§ Exercise prompt
Give back all of the data exactly as it stands, with the pictures removed.

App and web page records
--------------------------------------------------

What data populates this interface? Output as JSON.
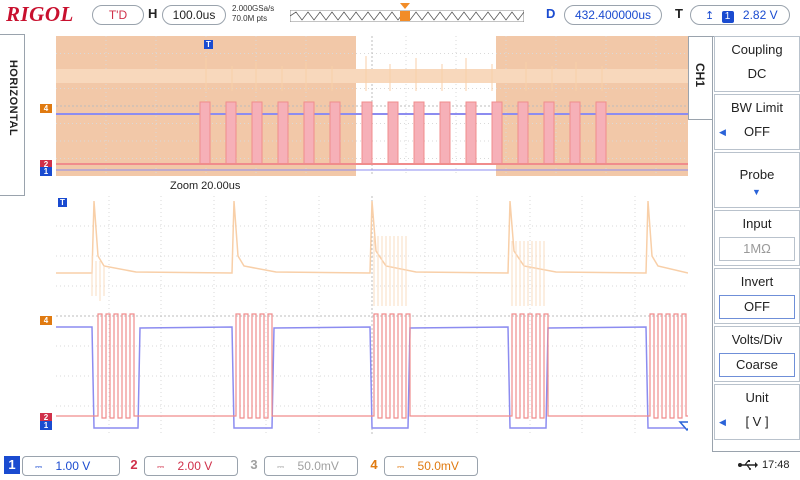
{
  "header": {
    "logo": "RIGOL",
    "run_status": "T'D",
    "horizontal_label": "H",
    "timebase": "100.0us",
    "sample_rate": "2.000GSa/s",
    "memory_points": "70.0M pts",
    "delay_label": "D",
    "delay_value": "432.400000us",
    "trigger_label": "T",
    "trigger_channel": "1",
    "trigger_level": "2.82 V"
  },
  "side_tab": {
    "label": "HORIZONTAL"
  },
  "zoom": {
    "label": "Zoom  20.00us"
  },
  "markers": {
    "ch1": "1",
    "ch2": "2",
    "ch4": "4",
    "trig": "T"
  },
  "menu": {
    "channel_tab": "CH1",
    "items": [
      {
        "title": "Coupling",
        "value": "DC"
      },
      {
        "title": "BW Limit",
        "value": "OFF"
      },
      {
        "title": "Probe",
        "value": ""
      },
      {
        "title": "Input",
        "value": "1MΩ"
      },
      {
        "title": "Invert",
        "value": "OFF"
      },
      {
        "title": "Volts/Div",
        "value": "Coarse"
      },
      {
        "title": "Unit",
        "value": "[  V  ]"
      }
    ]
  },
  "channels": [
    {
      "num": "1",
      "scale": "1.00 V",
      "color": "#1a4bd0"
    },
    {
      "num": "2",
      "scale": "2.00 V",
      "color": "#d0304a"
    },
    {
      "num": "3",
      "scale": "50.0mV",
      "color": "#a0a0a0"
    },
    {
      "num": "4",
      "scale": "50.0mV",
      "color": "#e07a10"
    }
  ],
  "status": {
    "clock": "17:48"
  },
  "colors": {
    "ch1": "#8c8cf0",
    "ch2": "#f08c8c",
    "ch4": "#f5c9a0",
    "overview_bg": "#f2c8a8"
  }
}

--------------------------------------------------

§ Your solution
What data populates this interface? Output as JSON.
{
  "header": {
    "logo": "RIGOL",
    "run_status": "T'D",
    "horizontal_label": "H",
    "timebase": "100.0us",
    "sample_rate": "2.000GSa/s",
    "memory_points": "70.0M pts",
    "delay_label": "D",
    "delay_value": "432.400000us",
    "trigger_label": "T",
    "trigger_channel": "1",
    "trigger_level": "2.82 V"
  },
  "side_tab": {
    "label": "HORIZONTAL"
  },
  "zoom": {
    "label": "Zoom  20.00us"
  },
  "markers": {
    "ch1": "1",
    "ch2": "2",
    "ch4": "4",
    "trig": "T"
  },
  "menu": {
    "channel_tab": "CH1",
    "items": [
      {
        "title": "Coupling",
        "value": "DC"
      },
      {
        "title": "BW Limit",
        "value": "OFF"
      },
      {
        "title": "Probe",
        "value": ""
      },
      {
        "title": "Input",
        "value": "1MΩ"
      },
      {
        "title": "Invert",
        "value": "OFF"
      },
      {
        "title": "Volts/Div",
        "value": "Coarse"
      },
      {
        "title": "Unit",
        "value": "[  V  ]"
      }
    ]
  },
  "channels": [
    {
      "num": "1",
      "scale": "1.00 V",
      "color": "#1a4bd0"
    },
    {
      "num": "2",
      "scale": "2.00 V",
      "color": "#d0304a"
    },
    {
      "num": "3",
      "scale": "50.0mV",
      "color": "#a0a0a0"
    },
    {
      "num": "4",
      "scale": "50.0mV",
      "color": "#e07a10"
    }
  ],
  "status": {
    "clock": "17:48"
  },
  "colors": {
    "ch1": "#8c8cf0",
    "ch2": "#f08c8c",
    "ch4": "#f5c9a0",
    "overview_bg": "#f2c8a8"
  }
}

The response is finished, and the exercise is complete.